(Problem statement): Copy all lines of the listing that include the string "html".

(Excerpted data):
● ● ● ●
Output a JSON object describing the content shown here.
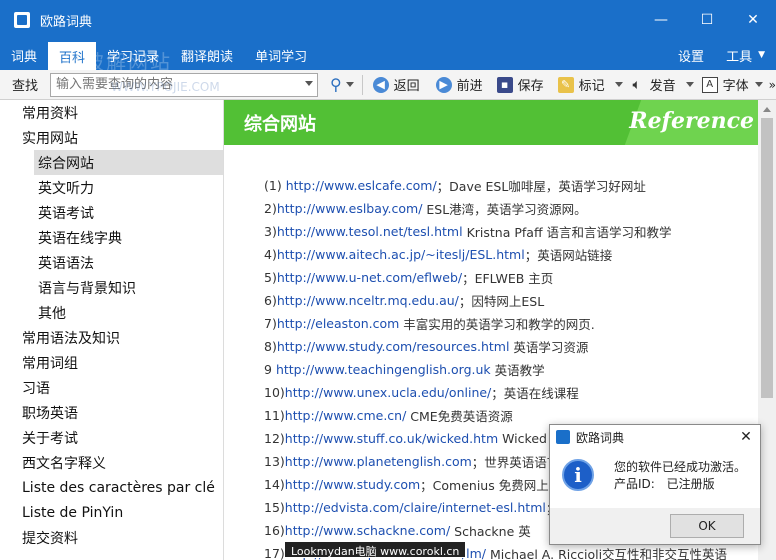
{
  "window": {
    "title": "欧路词典",
    "controls": [
      "—",
      "☐",
      "✕"
    ]
  },
  "menu": {
    "items": [
      "词典",
      "百科",
      "学习记录",
      "翻译朗读",
      "单词学习"
    ],
    "active_index": 1,
    "right": [
      "设置",
      "工具"
    ],
    "watermark": "易破解网站"
  },
  "toolbar": {
    "lookup_label": "查找",
    "search_placeholder": "输入需要查询的内容",
    "watermark": "WWW.YPOJIE.COM",
    "back": "返回",
    "forward": "前进",
    "save": "保存",
    "mark": "标记",
    "speak": "发音",
    "font": "字体"
  },
  "sidebar": {
    "items": [
      {
        "label": "常用资料",
        "level": 0
      },
      {
        "label": "实用网站",
        "level": 0
      },
      {
        "label": "综合网站",
        "level": 1,
        "selected": true
      },
      {
        "label": "英文听力",
        "level": 1
      },
      {
        "label": "英语考试",
        "level": 1
      },
      {
        "label": "英语在线字典",
        "level": 1
      },
      {
        "label": "英语语法",
        "level": 1
      },
      {
        "label": "语言与背景知识",
        "level": 1
      },
      {
        "label": "其他",
        "level": 1
      },
      {
        "label": "常用语法及知识",
        "level": 0
      },
      {
        "label": "常用词组",
        "level": 0
      },
      {
        "label": "习语",
        "level": 0
      },
      {
        "label": "职场英语",
        "level": 0
      },
      {
        "label": "关于考试",
        "level": 0
      },
      {
        "label": "西文名字释义",
        "level": 0
      },
      {
        "label": "Liste des caractères par clé",
        "level": 0
      },
      {
        "label": "Liste de PinYin",
        "level": 0
      },
      {
        "label": "提交资料",
        "level": 0
      }
    ]
  },
  "main": {
    "banner_title": "综合网站",
    "banner_ref": "Reference",
    "lines": [
      {
        "num": "(1) ",
        "url": "http://www.eslcafe.com/",
        "desc": "；Dave ESL咖啡屋，英语学习好网址"
      },
      {
        "num": "2)",
        "url": "http://www.eslbay.com/",
        "desc": " ESL港湾，英语学习资源网。"
      },
      {
        "num": "3)",
        "url": "http://www.tesol.net/tesl.html",
        "desc": " Kristna Pfaff 语言和言语学习和教学"
      },
      {
        "num": "4)",
        "url": "http://www.aitech.ac.jp/~iteslj/ESL.html",
        "desc": "；英语网站链接"
      },
      {
        "num": "5)",
        "url": "http://www.u-net.com/eflweb/",
        "desc": "；EFLWEB 主页"
      },
      {
        "num": "6)",
        "url": "http://www.nceltr.mq.edu.au/",
        "desc": "；因特网上ESL"
      },
      {
        "num": "7)",
        "url": "http://eleaston.com",
        "desc": " 丰富实用的英语学习和教学的网页."
      },
      {
        "num": "8)",
        "url": "http://www.study.com/resources.html",
        "desc": " 英语学习资源"
      },
      {
        "num": "9 ",
        "url": "http://www.teachingenglish.org.uk",
        "desc": " 英语教学"
      },
      {
        "num": "10)",
        "url": "http://www.unex.ucla.edu/online/",
        "desc": "；英语在线课程"
      },
      {
        "num": "11)",
        "url": "http://www.cme.cn/",
        "desc": " CME免费英语资源"
      },
      {
        "num": "12)",
        "url": "http://www.stuff.co.uk/wicked.htm",
        "desc": " Wicked Stuff"
      },
      {
        "num": "13)",
        "url": "http://www.planetenglish.com",
        "desc": "；世界英语语言资"
      },
      {
        "num": "14)",
        "url": "http://www.study.com",
        "desc": "；Comenius 免费网上学校"
      },
      {
        "num": "15)",
        "url": "http://edvista.com/claire/internet-esl.html",
        "desc": "；Clai"
      },
      {
        "num": "16)",
        "url": "http://www.schackne.com/",
        "desc": " Schackne 英"
      },
      {
        "num": "17)",
        "url": "http://www.lapasserelle.com/lm/",
        "desc": " Michael A. Riccioli交互性和非交互性英语"
      }
    ]
  },
  "dialog": {
    "title": "欧路词典",
    "message": "您的软件已经成功激活。",
    "product_label": "产品ID:",
    "product_value": "已注册版",
    "ok": "OK",
    "watermark": "易破解网站",
    "watermark_url": "WWW.YPOJIE.COM"
  },
  "footer_watermark": "Lookmydan电脑 www.corokl.cn",
  "colors": {
    "titlebar": "#1a6fc9",
    "banner": "#52c035",
    "link": "#1d4fb0"
  }
}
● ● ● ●
(Output of the task):
        "url": "http://www.tesol.net/tesl.html",
        "url": "http://www.aitech.ac.jp/~iteslj/ESL.html",
        "url": "http://www.study.com/resources.html",
        "url": "http://edvista.com/claire/internet-esl.html",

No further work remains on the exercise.